The researchers found that ‘face coverings provided a considerable reduction in total deaths’.
Just face coverings alone reduced deaths by three to five per cent.
This was the same as when the elderly and symptomatic wear medical face masks when there were limited supplies for 10 per cent of the population. Therefore, deaths could be reduced by a total of ten per cent when the measures are put together.
‘For a population with a universal recommendation for face covering in public (e.g. the United States post-April 2020), a reduction of three to five per cent in deaths may be expected’, the team wrote.
‘An additional targeted distribution of surgical masks to the elderly and symptomatic can at least double this effect.’
The authors concluded that face mask use is an important component of public health measures to limit the ongoing spread of SARS-CoV-2.
They wrote in their paper: ‘With no available vaccine and limited therapeutic options, face mask use is an important component of public health measures to limit the ongoing spread of Covid-19.’
However, further studies are required to obtain improved estimates for mask effectiveness among the public during the COVID-19 pandemic.
The use of surgical masks as an infection control measure is common in East and South East Asia, and countries there were quick to tell citizens to use them to curb the spread of Covid-19.
But Western countries have been slower to encourage any adoption of masks, mostly because policy makers say there isn’t enough evidence to support them.

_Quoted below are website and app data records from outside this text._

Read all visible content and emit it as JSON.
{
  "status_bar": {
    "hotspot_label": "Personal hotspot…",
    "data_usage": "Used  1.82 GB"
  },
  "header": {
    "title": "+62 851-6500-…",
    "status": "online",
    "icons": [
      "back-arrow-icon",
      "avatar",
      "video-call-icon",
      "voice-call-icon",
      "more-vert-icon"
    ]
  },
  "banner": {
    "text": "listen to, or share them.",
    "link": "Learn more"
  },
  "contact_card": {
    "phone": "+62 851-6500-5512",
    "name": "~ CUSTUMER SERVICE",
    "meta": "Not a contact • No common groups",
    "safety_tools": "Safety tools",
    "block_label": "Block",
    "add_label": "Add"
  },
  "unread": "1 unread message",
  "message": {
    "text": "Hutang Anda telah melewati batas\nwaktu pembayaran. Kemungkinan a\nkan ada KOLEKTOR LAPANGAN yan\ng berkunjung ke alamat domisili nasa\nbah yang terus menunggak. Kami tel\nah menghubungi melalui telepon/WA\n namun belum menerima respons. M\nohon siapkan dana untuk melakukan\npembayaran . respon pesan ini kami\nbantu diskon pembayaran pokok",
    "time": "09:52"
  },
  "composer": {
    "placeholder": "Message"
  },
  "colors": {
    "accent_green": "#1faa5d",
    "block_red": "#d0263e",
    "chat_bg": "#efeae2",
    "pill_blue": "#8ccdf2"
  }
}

The Centre for Disease Control and Prevention did not recommended cloth face coverings until April, while the UK government waited until June.